# [Record set]

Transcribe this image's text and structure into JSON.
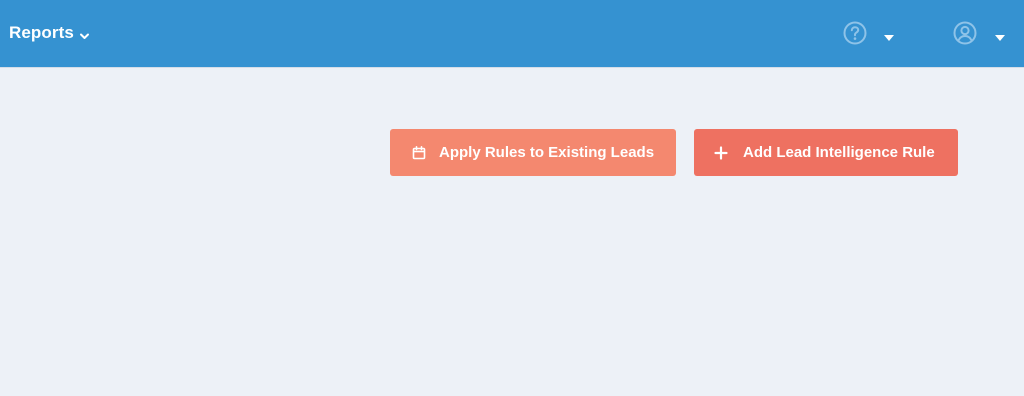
{
  "header": {
    "reports_label": "Reports",
    "reports_icon": "chevron-down-icon",
    "help_icon": "question-circle-icon",
    "user_icon": "user-circle-icon",
    "caret_icon": "caret-down-icon",
    "background_color": "#3592d1"
  },
  "actions": {
    "apply_rules_label": "Apply Rules to Existing Leads",
    "apply_rules_icon": "calendar-icon",
    "apply_rules_color": "#f4886f",
    "add_rule_label": "Add Lead Intelligence Rule",
    "add_rule_icon": "plus-icon",
    "add_rule_color": "#ee7161"
  },
  "page": {
    "background_color": "#edf1f7"
  }
}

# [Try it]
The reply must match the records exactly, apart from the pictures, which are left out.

# [Completed exercise]
Transcribe this image's text and structure into JSON.
{
  "header": {
    "reports_label": "Reports",
    "reports_icon": "chevron-down-icon",
    "help_icon": "question-circle-icon",
    "user_icon": "user-circle-icon",
    "caret_icon": "caret-down-icon",
    "background_color": "#3592d1"
  },
  "actions": {
    "apply_rules_label": "Apply Rules to Existing Leads",
    "apply_rules_icon": "calendar-icon",
    "apply_rules_color": "#f4886f",
    "add_rule_label": "Add Lead Intelligence Rule",
    "add_rule_icon": "plus-icon",
    "add_rule_color": "#ee7161"
  },
  "page": {
    "background_color": "#edf1f7"
  }
}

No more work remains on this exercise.